noticed the wind was coming up so we let out our full 100 meters of chain to
improve our holding. At 0200 the wind was gusting above 40 knots and we
discovered that our anchor was dragging through the silty bottom and we were
slowly moving toward the rocky shore to leeward. I felt we must reanchor, but
with no third person aboard to stack chain as it comes in, I had to run back and
forth between the wheel and the chain locker to keep it from piling up and
jamming the hawse pipe. This was a dangerous situation in this wind, but we
succeeded in getting the anchor up.
I had a difficult time maneuvering the boat with this fierce wind within the
limits of such a small harbor, but we managed to reanchor and once again let out
our entire 300 feet of chain. But after settling down, we discovered our anchor
was still not holding. Gaynelle and I retrieved a second 75 pound anchor and 200
feet of rode out of an aft locker and carried it forward. While I motored ahead,
Gaynelle put down the second anchor, but we continued to drag even with both
anchors down and set. By keeping the engine running and increasing and
decreasing speed with the wind gusts, we succeeded in holding our position
reasonably well until morning, but we were slowly losing ground toward the rocks
to leeward. Gusts were now over 50 knots and our situation was becoming
|The awe inspiring Arctic sunset.
Gene and Peggy Duenow from our previous crew had spent the night in the hotel
ashore preparing to catch a flight home. Seeing the rough conditions, they
called us on the VHF radio to see how we were doing. After learning about our
situation, Gene was able to round up two volunteers and someone to bring them
out in a small boat to try to help. The wind had been blowing for several hours
now so the seas were pretty rough, but the three of them managed to scramble
aboard from the pitching boat alongside. It was a struggle to get the two
anchors on deck under these conditions, but we succeeded and then worked our way
upwind toward the fuel dock where Peggy was waiting with several hands to take
our lines. We were able to moor to the fuel dock where we were finally secure
and could breathe a sigh of relief. It had been a close call for Cloud Nine.
That night the wind eased and all was clam again.
In the morning we moved back to our anchorage and our Arctic crew from
California arrived and moved aboard. After final preparations, we weighed anchor
on July 14 and headed north again along the west coast of Greenland. We ran in
fog about half the time, but when the weather would clear, the stark beauty of
this remote wilderness would reveal itself to us.
This has been an excerpt from Roger Swanson’s book Into the Ice.
In the next installment Swanson and his crew sail northern Greenland.

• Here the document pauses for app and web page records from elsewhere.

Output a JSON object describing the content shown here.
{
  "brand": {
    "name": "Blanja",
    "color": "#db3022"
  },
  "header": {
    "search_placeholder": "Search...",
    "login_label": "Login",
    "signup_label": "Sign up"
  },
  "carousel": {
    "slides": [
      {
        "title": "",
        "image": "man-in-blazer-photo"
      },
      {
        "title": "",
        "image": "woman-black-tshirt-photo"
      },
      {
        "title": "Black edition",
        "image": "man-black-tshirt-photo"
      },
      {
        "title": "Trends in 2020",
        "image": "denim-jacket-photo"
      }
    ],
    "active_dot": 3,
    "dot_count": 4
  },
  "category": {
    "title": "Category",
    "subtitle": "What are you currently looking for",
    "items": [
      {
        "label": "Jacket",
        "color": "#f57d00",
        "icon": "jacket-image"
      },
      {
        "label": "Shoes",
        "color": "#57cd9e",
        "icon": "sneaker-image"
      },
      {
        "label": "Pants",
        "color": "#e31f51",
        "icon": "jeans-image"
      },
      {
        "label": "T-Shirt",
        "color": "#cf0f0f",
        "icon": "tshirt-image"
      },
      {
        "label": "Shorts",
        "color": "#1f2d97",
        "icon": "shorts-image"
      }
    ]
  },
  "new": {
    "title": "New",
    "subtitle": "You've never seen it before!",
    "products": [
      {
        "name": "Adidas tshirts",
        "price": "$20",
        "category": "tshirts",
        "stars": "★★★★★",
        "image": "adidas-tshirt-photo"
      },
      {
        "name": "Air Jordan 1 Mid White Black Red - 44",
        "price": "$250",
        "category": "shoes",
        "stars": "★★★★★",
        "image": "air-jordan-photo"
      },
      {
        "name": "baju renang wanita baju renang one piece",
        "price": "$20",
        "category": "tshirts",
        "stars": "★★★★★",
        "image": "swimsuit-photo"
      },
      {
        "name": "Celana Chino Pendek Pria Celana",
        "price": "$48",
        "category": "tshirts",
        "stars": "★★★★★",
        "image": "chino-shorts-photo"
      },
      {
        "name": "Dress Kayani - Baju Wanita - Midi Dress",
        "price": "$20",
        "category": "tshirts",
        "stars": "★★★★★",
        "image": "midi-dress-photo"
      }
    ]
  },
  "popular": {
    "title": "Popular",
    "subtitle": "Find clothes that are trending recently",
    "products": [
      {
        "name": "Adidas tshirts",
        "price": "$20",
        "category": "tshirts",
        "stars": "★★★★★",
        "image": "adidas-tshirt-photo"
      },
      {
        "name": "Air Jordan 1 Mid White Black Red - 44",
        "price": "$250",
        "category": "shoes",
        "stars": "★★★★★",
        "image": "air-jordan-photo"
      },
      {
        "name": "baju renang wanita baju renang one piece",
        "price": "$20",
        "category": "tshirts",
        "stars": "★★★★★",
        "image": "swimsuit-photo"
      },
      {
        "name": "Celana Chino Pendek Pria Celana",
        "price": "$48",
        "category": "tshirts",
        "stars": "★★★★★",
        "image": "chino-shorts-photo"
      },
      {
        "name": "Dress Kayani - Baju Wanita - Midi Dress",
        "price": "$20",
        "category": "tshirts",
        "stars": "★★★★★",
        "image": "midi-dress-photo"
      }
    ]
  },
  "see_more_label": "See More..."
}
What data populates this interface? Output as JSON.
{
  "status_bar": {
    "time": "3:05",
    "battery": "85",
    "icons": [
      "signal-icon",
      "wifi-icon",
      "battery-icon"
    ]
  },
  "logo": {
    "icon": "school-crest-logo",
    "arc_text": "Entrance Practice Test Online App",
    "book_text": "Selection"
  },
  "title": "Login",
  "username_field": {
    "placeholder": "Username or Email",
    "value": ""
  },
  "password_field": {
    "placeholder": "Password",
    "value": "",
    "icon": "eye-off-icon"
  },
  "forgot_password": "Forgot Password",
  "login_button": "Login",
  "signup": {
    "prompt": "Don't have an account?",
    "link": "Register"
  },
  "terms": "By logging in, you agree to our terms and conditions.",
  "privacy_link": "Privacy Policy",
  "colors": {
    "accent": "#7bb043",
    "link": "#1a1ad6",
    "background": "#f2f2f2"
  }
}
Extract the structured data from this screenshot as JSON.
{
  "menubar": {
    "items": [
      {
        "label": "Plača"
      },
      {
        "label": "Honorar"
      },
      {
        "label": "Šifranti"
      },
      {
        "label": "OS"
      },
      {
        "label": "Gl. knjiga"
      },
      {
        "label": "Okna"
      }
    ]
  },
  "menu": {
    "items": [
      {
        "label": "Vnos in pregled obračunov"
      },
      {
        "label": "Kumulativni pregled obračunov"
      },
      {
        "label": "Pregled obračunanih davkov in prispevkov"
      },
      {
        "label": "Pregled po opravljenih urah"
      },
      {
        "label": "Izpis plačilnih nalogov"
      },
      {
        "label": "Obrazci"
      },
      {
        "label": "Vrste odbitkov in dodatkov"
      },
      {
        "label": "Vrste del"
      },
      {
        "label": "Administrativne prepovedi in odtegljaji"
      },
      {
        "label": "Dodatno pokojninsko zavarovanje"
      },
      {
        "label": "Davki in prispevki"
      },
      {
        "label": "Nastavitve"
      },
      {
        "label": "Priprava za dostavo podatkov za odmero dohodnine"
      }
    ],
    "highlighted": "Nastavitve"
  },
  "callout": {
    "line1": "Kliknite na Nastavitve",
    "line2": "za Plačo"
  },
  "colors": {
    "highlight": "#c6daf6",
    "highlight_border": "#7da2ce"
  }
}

Roger Swanson is from Dunnell, Minnesota. He has cruised Antarctica twice,
almost the Northwest Passage and circumnavigated four times.He has received
numerous international awards for cruising and seamanship.